*WHAT NEEDS TO BE DONE*: Output all of the listing below, leaving every line unchanged.
Start of GIVEN ENTRIES
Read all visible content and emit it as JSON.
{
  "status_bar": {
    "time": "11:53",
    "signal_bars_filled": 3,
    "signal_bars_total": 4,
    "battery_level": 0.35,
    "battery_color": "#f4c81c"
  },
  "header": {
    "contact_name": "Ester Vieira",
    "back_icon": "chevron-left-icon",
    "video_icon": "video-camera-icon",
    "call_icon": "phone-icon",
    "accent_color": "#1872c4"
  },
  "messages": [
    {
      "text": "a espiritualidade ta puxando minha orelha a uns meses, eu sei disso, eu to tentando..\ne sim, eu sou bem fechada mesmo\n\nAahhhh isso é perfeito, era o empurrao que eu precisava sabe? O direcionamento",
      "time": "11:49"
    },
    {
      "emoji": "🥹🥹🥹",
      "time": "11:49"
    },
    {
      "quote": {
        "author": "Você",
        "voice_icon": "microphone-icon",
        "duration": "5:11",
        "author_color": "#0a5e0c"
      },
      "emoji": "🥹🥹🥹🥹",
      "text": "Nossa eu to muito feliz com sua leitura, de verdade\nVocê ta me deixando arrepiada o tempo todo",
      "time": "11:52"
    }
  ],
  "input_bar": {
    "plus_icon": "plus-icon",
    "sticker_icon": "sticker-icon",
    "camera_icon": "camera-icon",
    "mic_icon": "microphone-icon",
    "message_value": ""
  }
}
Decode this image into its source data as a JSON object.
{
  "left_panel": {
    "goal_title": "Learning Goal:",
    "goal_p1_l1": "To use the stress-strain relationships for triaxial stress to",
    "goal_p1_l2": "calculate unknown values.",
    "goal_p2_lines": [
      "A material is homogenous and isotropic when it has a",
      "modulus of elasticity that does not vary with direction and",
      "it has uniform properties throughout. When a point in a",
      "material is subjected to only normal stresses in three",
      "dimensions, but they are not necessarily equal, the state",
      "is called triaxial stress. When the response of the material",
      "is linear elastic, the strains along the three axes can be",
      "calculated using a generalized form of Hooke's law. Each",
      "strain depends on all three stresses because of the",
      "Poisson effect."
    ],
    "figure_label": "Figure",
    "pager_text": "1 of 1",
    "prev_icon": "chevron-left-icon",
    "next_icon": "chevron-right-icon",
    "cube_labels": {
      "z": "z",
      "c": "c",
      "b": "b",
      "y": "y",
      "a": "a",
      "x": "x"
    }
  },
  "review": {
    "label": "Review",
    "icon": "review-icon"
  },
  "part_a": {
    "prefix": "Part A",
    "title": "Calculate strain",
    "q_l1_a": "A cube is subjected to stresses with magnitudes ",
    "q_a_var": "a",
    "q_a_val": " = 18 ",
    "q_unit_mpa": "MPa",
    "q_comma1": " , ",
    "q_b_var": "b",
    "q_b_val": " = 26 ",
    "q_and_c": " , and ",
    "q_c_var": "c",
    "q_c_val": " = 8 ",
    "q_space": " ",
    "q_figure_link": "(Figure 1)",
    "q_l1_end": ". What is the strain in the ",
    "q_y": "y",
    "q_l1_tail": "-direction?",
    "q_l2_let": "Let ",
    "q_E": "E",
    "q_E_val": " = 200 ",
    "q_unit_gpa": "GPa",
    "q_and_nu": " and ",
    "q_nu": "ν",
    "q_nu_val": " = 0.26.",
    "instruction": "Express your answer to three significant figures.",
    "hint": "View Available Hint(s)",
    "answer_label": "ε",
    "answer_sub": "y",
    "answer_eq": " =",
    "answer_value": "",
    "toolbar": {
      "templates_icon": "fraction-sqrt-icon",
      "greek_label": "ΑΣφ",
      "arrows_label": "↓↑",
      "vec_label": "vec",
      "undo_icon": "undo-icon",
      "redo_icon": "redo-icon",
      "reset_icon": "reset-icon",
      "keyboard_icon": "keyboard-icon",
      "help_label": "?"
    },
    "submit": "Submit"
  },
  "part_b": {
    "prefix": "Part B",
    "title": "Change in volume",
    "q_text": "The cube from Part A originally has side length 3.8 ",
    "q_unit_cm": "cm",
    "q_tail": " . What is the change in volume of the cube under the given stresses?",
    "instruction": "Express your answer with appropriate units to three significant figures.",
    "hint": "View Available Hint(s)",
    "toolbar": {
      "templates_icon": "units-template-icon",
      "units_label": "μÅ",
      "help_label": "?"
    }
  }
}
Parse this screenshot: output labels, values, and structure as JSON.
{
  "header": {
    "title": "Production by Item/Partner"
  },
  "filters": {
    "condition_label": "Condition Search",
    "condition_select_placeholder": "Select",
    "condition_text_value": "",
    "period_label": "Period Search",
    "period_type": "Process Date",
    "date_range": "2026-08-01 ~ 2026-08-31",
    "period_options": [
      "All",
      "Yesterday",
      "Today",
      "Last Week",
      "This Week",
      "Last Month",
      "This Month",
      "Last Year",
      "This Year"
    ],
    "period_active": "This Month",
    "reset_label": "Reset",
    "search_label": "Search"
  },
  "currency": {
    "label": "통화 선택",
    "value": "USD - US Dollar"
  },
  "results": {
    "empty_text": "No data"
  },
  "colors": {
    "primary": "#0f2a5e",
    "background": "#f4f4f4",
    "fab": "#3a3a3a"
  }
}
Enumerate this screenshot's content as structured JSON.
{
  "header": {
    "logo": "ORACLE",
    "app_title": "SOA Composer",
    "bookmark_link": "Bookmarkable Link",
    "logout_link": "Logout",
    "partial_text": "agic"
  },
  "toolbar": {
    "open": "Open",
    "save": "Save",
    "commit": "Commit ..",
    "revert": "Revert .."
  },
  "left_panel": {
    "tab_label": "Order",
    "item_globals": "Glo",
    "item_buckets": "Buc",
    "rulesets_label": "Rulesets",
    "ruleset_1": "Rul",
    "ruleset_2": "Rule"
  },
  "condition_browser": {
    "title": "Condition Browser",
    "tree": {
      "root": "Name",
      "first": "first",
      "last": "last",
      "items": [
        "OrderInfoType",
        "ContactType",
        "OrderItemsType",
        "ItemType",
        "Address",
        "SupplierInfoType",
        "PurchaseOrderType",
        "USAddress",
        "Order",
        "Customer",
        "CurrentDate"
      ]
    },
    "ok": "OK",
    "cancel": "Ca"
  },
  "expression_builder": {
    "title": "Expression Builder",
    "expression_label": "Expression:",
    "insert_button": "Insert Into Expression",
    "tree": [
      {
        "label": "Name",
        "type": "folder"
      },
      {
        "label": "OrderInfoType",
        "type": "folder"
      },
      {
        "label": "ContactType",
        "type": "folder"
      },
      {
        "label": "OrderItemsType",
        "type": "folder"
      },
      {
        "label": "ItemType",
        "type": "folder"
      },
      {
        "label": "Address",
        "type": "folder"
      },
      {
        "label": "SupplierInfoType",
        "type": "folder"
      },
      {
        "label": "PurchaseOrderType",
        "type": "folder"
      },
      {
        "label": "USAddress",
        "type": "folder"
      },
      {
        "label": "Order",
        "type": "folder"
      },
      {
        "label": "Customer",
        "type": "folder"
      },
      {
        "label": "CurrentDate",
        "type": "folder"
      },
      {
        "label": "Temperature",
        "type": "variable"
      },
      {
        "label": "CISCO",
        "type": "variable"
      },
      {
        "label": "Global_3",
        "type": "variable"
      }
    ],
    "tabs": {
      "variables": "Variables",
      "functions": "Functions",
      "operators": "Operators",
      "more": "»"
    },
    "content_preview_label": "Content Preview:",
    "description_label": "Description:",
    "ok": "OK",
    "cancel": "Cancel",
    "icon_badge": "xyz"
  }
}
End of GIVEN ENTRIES
*RESULT FOR THIS EXERCISE*:
Read all visible content and emit it as JSON.
{
  "status_bar": {
    "time": "11:53",
    "signal_bars_filled": 3,
    "signal_bars_total": 4,
    "battery_level": 0.35,
    "battery_color": "#f4c81c"
  },
  "header": {
    "contact_name": "Ester Vieira",
    "back_icon": "chevron-left-icon",
    "video_icon": "video-camera-icon",
    "call_icon": "phone-icon",
    "accent_color": "#1872c4"
  },
  "messages": [
    {
      "text": "a espiritualidade ta puxando minha orelha a uns meses, eu sei disso, eu to tentando..\ne sim, eu sou bem fechada mesmo\n\nAahhhh isso é perfeito, era o empurrao que eu precisava sabe? O direcionamento",
      "time": "11:49"
    },
    {
      "emoji": "🥹🥹🥹",
      "time": "11:49"
    },
    {
      "quote": {
        "author": "Você",
        "voice_icon": "microphone-icon",
        "duration": "5:11",
        "author_color": "#0a5e0c"
      },
      "emoji": "🥹🥹🥹🥹",
      "text": "Nossa eu to muito feliz com sua leitura, de verdade\nVocê ta me deixando arrepiada o tempo todo",
      "time": "11:52"
    }
  ],
  "input_bar": {
    "plus_icon": "plus-icon",
    "sticker_icon": "sticker-icon",
    "camera_icon": "camera-icon",
    "mic_icon": "microphone-icon",
    "message_value": ""
  }
}
Decode this image into its source data as a JSON object.
{
  "left_panel": {
    "goal_title": "Learning Goal:",
    "goal_p1_l1": "To use the stress-strain relationships for triaxial stress to",
    "goal_p1_l2": "calculate unknown values.",
    "goal_p2_lines": [
      "A material is homogenous and isotropic when it has a",
      "modulus of elasticity that does not vary with direction and",
      "it has uniform properties throughout. When a point in a",
      "material is subjected to only normal stresses in three",
      "dimensions, but they are not necessarily equal, the state",
      "is called triaxial stress. When the response of the material",
      "is linear elastic, the strains along the three axes can be",
      "calculated using a generalized form of Hooke's law. Each",
      "strain depends on all three stresses because of the",
      "Poisson effect."
    ],
    "figure_label": "Figure",
    "pager_text": "1 of 1",
    "prev_icon": "chevron-left-icon",
    "next_icon": "chevron-right-icon",
    "cube_labels": {
      "z": "z",
      "c": "c",
      "b": "b",
      "y": "y",
      "a": "a",
      "x": "x"
    }
  },
  "review": {
    "label": "Review",
    "icon": "review-icon"
  },
  "part_a": {
    "prefix": "Part A",
    "title": "Calculate strain",
    "q_l1_a": "A cube is subjected to stresses with magnitudes ",
    "q_a_var": "a",
    "q_a_val": " = 18 ",
    "q_unit_mpa": "MPa",
    "q_comma1": " , ",
    "q_b_var": "b",
    "q_b_val": " = 26 ",
    "q_and_c": " , and ",
    "q_c_var": "c",
    "q_c_val": " = 8 ",
    "q_space": " ",
    "q_figure_link": "(Figure 1)",
    "q_l1_end": ". What is the strain in the ",
    "q_y": "y",
    "q_l1_tail": "-direction?",
    "q_l2_let": "Let ",
    "q_E": "E",
    "q_E_val": " = 200 ",
    "q_unit_gpa": "GPa",
    "q_and_nu": " and ",
    "q_nu": "ν",
    "q_nu_val": " = 0.26.",
    "instruction": "Express your answer to three significant figures.",
    "hint": "View Available Hint(s)",
    "answer_label": "ε",
    "answer_sub": "y",
    "answer_eq": " =",
    "answer_value": "",
    "toolbar": {
      "templates_icon": "fraction-sqrt-icon",
      "greek_label": "ΑΣφ",
      "arrows_label": "↓↑",
      "vec_label": "vec",
      "undo_icon": "undo-icon",
      "redo_icon": "redo-icon",
      "reset_icon": "reset-icon",
      "keyboard_icon": "keyboard-icon",
      "help_label": "?"
    },
    "submit": "Submit"
  },
  "part_b": {
    "prefix": "Part B",
    "title": "Change in volume",
    "q_text": "The cube from Part A originally has side length 3.8 ",
    "q_unit_cm": "cm",
    "q_tail": " . What is the change in volume of the cube under the given stresses?",
    "instruction": "Express your answer with appropriate units to three significant figures.",
    "hint": "View Available Hint(s)",
    "toolbar": {
      "templates_icon": "units-template-icon",
      "units_label": "μÅ",
      "help_label": "?"
    }
  }
}
Parse this screenshot: output labels, values, and structure as JSON.
{
  "header": {
    "title": "Production by Item/Partner"
  },
  "filters": {
    "condition_label": "Condition Search",
    "condition_select_placeholder": "Select",
    "condition_text_value": "",
    "period_label": "Period Search",
    "period_type": "Process Date",
    "date_range": "2026-08-01 ~ 2026-08-31",
    "period_options": [
      "All",
      "Yesterday",
      "Today",
      "Last Week",
      "This Week",
      "Last Month",
      "This Month",
      "Last Year",
      "This Year"
    ],
    "period_active": "This Month",
    "reset_label": "Reset",
    "search_label": "Search"
  },
  "currency": {
    "label": "통화 선택",
    "value": "USD - US Dollar"
  },
  "results": {
    "empty_text": "No data"
  },
  "colors": {
    "primary": "#0f2a5e",
    "background": "#f4f4f4",
    "fab": "#3a3a3a"
  }
}
Enumerate this screenshot's content as structured JSON.
{
  "header": {
    "logo": "ORACLE",
    "app_title": "SOA Composer",
    "bookmark_link": "Bookmarkable Link",
    "logout_link": "Logout",
    "partial_text": "agic"
  },
  "toolbar": {
    "open": "Open",
    "save": "Save",
    "commit": "Commit ..",
    "revert": "Revert .."
  },
  "left_panel": {
    "tab_label": "Order",
    "item_globals": "Glo",
    "item_buckets": "Buc",
    "rulesets_label": "Rulesets",
    "ruleset_1": "Rul",
    "ruleset_2": "Rule"
  },
  "condition_browser": {
    "title": "Condition Browser",
    "tree": {
      "root": "Name",
      "first": "first",
      "last": "last",
      "items": [
        "OrderInfoType",
        "ContactType",
        "OrderItemsType",
        "ItemType",
        "Address",
        "SupplierInfoType",
        "PurchaseOrderType",
        "USAddress",
        "Order",
        "Customer",
        "CurrentDate"
      ]
    },
    "ok": "OK",
    "cancel": "Ca"
  },
  "expression_builder": {
    "title": "Expression Builder",
    "expression_label": "Expression:",
    "insert_button": "Insert Into Expression",
    "tree": [
      {
        "label": "Name",
        "type": "folder"
      },
      {
        "label": "OrderInfoType",
        "type": "folder"
      },
      {
        "label": "ContactType",
        "type": "folder"
      },
      {
        "label": "OrderItemsType",
        "type": "folder"
      },
      {
        "label": "ItemType",
        "type": "folder"
      },
      {
        "label": "Address",
        "type": "folder"
      },
      {
        "label": "SupplierInfoType",
        "type": "folder"
      },
      {
        "label": "PurchaseOrderType",
        "type": "folder"
      },
      {
        "label": "USAddress",
        "type": "folder"
      },
      {
        "label": "Order",
        "type": "folder"
      },
      {
        "label": "Customer",
        "type": "folder"
      },
      {
        "label": "CurrentDate",
        "type": "folder"
      },
      {
        "label": "Temperature",
        "type": "variable"
      },
      {
        "label": "CISCO",
        "type": "variable"
      },
      {
        "label": "Global_3",
        "type": "variable"
      }
    ],
    "tabs": {
      "variables": "Variables",
      "functions": "Functions",
      "operators": "Operators",
      "more": "»"
    },
    "content_preview_label": "Content Preview:",
    "description_label": "Description:",
    "ok": "OK",
    "cancel": "Cancel",
    "icon_badge": "xyz"
  }
}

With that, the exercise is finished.